> [Material shown]:

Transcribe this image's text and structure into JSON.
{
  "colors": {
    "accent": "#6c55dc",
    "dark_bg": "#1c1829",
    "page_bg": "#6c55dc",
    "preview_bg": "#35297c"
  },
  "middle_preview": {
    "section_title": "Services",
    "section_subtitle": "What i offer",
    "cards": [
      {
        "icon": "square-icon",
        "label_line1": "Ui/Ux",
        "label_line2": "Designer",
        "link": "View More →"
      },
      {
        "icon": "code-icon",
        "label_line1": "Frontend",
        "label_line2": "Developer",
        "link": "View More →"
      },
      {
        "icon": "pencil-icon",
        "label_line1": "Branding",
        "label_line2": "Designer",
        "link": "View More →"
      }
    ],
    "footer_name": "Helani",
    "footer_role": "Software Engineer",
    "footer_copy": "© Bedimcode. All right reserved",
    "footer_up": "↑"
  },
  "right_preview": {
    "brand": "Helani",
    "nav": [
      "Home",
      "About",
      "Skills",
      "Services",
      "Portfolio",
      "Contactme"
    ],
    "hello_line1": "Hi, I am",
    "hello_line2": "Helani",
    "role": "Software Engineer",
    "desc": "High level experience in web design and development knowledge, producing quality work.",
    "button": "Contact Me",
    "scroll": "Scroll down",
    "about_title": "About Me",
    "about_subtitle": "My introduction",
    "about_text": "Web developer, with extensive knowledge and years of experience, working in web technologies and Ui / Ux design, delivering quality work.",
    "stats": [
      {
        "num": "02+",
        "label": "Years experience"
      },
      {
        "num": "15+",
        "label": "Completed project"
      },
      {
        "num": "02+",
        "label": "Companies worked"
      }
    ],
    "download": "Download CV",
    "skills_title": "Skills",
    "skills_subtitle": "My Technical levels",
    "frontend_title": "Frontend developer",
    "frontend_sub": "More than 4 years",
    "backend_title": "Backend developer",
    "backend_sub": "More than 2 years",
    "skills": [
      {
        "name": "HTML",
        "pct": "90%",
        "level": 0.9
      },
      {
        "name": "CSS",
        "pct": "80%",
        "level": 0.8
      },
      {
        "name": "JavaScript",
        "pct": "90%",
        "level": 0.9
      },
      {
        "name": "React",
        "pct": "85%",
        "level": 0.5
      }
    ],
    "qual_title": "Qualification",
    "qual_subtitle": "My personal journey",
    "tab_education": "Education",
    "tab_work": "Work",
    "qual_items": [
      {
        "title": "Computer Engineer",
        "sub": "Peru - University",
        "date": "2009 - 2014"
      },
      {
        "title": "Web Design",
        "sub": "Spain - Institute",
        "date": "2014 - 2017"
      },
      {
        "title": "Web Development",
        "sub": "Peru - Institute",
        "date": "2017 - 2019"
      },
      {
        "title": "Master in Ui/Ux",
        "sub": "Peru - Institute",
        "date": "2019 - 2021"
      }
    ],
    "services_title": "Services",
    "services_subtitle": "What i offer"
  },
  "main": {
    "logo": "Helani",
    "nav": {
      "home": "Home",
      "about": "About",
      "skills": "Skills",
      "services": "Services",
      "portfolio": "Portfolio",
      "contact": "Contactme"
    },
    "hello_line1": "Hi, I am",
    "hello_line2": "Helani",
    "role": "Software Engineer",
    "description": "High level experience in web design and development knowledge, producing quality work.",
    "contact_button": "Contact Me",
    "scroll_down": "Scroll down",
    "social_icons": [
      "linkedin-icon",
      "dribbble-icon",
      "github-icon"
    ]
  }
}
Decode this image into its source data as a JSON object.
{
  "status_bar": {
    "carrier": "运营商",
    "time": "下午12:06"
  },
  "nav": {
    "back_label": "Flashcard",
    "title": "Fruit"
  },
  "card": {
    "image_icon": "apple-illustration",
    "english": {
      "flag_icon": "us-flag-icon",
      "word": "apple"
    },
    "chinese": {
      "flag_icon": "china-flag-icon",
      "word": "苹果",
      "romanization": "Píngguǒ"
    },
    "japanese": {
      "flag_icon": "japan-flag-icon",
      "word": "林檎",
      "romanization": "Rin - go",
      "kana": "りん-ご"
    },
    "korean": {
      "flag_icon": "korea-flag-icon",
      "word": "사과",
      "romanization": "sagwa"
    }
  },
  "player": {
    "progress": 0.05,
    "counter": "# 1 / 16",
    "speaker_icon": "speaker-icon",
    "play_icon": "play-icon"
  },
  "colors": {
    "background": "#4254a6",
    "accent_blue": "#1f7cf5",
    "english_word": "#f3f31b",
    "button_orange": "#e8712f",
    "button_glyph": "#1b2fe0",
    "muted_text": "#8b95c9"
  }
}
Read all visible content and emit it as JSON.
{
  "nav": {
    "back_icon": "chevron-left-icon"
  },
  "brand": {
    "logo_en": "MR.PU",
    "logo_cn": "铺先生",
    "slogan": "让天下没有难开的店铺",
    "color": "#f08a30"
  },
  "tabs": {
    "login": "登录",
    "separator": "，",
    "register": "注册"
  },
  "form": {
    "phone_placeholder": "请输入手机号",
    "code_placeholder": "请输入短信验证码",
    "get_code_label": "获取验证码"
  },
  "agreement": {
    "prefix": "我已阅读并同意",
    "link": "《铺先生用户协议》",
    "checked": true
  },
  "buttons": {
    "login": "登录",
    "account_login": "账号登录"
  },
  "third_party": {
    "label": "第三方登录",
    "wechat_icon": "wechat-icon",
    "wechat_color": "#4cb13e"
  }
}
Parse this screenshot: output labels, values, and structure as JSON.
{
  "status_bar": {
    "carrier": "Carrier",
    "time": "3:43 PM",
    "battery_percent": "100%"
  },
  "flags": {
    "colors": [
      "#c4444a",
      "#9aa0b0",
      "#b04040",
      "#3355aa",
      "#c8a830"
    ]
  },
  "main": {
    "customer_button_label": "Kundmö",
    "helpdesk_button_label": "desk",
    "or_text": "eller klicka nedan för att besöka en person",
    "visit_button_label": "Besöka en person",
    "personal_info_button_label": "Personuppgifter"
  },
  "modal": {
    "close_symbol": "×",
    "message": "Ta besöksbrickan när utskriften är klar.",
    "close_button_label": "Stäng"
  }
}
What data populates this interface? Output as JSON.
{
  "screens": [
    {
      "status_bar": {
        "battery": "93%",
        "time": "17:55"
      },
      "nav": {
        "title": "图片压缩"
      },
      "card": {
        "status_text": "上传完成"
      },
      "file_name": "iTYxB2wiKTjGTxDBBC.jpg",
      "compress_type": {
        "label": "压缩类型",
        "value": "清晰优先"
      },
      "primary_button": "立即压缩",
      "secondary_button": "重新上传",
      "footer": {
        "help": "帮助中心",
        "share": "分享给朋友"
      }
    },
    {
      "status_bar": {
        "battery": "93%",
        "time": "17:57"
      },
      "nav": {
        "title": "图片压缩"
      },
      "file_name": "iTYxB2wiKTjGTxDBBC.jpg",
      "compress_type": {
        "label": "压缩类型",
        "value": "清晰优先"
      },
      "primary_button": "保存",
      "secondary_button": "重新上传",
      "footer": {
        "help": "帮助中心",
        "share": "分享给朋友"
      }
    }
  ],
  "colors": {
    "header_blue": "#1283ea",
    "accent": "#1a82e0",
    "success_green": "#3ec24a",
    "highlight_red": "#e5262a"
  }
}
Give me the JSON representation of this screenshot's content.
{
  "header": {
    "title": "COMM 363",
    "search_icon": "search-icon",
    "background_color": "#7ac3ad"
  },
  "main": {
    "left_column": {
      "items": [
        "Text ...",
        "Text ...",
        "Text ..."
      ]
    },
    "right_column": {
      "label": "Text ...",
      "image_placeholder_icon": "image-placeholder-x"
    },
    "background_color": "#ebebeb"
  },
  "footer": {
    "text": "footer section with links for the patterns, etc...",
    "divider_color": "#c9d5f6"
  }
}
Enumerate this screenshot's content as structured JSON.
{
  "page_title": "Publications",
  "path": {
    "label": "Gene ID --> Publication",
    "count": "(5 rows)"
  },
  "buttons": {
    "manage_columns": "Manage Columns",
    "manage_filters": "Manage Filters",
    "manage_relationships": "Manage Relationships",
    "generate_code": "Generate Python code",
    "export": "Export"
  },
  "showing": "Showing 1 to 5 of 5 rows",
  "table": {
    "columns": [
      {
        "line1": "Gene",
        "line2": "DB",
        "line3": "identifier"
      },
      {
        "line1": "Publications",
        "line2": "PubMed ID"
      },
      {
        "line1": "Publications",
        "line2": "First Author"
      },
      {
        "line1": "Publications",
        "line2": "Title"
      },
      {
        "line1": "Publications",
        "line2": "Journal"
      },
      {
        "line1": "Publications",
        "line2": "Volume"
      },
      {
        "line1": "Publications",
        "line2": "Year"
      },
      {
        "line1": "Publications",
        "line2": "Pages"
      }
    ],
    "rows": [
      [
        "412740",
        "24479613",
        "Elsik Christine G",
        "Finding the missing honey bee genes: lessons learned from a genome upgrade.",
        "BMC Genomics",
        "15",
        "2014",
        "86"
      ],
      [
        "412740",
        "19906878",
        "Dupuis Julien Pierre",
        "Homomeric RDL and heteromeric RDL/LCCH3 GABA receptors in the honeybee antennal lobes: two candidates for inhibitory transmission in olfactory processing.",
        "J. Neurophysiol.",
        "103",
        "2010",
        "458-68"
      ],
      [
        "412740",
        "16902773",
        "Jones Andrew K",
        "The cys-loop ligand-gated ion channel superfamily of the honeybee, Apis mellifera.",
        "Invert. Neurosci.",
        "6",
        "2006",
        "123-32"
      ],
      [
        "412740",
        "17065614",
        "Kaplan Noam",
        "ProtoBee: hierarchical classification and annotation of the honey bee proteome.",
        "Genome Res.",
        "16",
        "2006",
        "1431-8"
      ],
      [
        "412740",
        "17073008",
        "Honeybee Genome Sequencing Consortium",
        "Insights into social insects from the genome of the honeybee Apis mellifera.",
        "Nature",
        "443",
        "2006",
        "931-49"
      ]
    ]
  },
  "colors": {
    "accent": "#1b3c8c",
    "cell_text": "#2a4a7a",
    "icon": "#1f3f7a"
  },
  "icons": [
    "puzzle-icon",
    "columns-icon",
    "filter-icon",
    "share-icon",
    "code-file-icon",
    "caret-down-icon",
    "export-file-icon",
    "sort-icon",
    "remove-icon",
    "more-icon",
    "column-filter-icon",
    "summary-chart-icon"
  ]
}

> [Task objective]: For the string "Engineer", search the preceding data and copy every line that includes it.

> [Solution]:
    "footer_role": "Software Engineer",
    "role": "Software Engineer",
        "title": "Computer Engineer",
    "role": "Software Engineer",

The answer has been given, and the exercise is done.